There are interesting scientific findings in high conflict, brain chemistry and ability to problem solve and engage in self control.
Based on the results of research by Teicher and several other scientists, they found that the corpus callosum for abused boys actually had a significantly smaller middle part, especially if they had been neglected. The corpus callosum for abused girls also had a significantly smaller middle part, especially if they had been sexually abused. Scientists found that the stress of any type of abuse, including repeated verbal and emotional abuse, could have a harmful impact. This could lead to long-term inability to manage emotions and relationships.
Teicher (2002) explains the effect of this damage to the bridge between hemispheres:
Reduced integration between the right and left hemispheres and a smaller corpus callosum may predispose these patients to shift abruptly from left- to right-dominated states with very different emotional perceptions and memories. Such polarized hemispheric dominance could cause a person to see friends, family and co-workers in an overly positive way in one state and in a resoundingly negative way in another – which is the hallmark of the disorder.
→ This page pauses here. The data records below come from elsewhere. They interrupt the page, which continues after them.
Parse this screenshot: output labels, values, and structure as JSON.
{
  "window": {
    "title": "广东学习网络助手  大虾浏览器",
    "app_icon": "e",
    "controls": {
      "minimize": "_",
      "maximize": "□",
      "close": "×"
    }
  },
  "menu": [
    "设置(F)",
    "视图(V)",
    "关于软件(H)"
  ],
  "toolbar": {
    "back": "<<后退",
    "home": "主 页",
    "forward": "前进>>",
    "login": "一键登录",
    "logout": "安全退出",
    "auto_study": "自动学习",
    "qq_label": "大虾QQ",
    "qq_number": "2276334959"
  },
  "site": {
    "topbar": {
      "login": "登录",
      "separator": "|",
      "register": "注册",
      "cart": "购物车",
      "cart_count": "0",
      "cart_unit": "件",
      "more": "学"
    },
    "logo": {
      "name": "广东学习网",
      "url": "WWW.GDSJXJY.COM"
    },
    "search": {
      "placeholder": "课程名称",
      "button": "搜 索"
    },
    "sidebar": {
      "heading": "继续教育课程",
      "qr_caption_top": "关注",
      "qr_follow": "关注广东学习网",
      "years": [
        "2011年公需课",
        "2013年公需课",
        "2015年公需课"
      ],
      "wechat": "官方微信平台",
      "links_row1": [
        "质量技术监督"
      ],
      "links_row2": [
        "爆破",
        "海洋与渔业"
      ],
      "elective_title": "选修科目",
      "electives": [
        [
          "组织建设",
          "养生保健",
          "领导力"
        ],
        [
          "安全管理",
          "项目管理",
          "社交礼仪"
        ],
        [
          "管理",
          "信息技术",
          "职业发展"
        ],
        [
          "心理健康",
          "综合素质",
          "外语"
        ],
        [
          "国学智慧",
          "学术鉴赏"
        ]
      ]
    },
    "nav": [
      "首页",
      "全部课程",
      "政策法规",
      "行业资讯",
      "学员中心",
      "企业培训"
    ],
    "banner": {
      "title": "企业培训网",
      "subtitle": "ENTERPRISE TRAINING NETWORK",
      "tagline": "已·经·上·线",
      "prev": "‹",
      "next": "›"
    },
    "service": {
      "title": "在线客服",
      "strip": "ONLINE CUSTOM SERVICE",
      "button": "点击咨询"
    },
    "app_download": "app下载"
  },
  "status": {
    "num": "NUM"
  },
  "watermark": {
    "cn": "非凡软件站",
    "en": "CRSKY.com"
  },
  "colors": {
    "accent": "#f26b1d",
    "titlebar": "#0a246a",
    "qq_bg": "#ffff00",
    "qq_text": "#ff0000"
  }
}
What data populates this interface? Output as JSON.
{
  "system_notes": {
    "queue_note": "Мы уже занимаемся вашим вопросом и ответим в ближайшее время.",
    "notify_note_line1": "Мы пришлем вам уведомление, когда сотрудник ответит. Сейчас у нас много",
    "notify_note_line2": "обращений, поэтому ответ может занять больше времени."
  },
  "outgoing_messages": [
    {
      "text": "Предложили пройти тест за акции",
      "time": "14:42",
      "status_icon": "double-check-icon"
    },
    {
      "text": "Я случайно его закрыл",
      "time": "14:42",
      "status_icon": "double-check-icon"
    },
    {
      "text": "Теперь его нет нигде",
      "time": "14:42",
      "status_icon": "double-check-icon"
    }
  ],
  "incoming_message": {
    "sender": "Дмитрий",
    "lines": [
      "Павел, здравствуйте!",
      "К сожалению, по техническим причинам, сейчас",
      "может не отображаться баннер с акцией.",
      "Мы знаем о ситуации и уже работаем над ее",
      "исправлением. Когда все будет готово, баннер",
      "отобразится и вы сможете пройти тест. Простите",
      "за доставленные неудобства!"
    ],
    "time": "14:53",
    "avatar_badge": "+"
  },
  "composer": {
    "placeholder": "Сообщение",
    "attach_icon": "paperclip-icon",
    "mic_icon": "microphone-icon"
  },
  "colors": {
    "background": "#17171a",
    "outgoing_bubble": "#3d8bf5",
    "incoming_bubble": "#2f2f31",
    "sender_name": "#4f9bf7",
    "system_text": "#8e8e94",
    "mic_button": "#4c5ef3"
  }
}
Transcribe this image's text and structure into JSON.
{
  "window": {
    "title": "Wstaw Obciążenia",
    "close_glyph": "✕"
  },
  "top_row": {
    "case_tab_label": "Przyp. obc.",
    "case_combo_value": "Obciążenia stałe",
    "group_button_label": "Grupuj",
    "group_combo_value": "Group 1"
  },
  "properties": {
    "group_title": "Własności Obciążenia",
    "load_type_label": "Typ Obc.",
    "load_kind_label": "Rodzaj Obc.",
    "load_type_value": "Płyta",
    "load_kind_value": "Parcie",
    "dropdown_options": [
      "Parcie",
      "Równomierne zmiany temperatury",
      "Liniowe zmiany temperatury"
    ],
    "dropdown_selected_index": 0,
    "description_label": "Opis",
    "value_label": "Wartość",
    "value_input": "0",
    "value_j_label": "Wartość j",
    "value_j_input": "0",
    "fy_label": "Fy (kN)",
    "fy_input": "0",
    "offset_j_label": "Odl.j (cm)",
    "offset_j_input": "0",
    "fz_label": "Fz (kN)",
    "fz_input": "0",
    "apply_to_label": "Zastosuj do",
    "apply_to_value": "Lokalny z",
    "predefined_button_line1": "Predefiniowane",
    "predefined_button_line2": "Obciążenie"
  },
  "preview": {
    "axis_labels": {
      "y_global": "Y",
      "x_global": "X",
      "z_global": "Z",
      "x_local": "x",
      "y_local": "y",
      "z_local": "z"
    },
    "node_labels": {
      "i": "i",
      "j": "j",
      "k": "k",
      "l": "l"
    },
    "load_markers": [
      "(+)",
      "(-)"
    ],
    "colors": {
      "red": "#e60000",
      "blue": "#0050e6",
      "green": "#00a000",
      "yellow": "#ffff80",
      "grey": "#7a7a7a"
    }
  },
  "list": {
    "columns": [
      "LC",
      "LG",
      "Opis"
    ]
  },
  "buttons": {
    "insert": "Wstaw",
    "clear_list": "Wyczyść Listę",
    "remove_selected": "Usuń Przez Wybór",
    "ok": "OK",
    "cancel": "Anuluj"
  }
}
The result of this research is that there may actually be a physical barrier to self-awareness, self-control, and problem-solving for many high-conflict parents. This doesn’t mean that all were abused growing up, but they may not have developed these skills sufficiently.
The good news is that counseling and training that emphasize learning skills appear to help some people overcome these problems.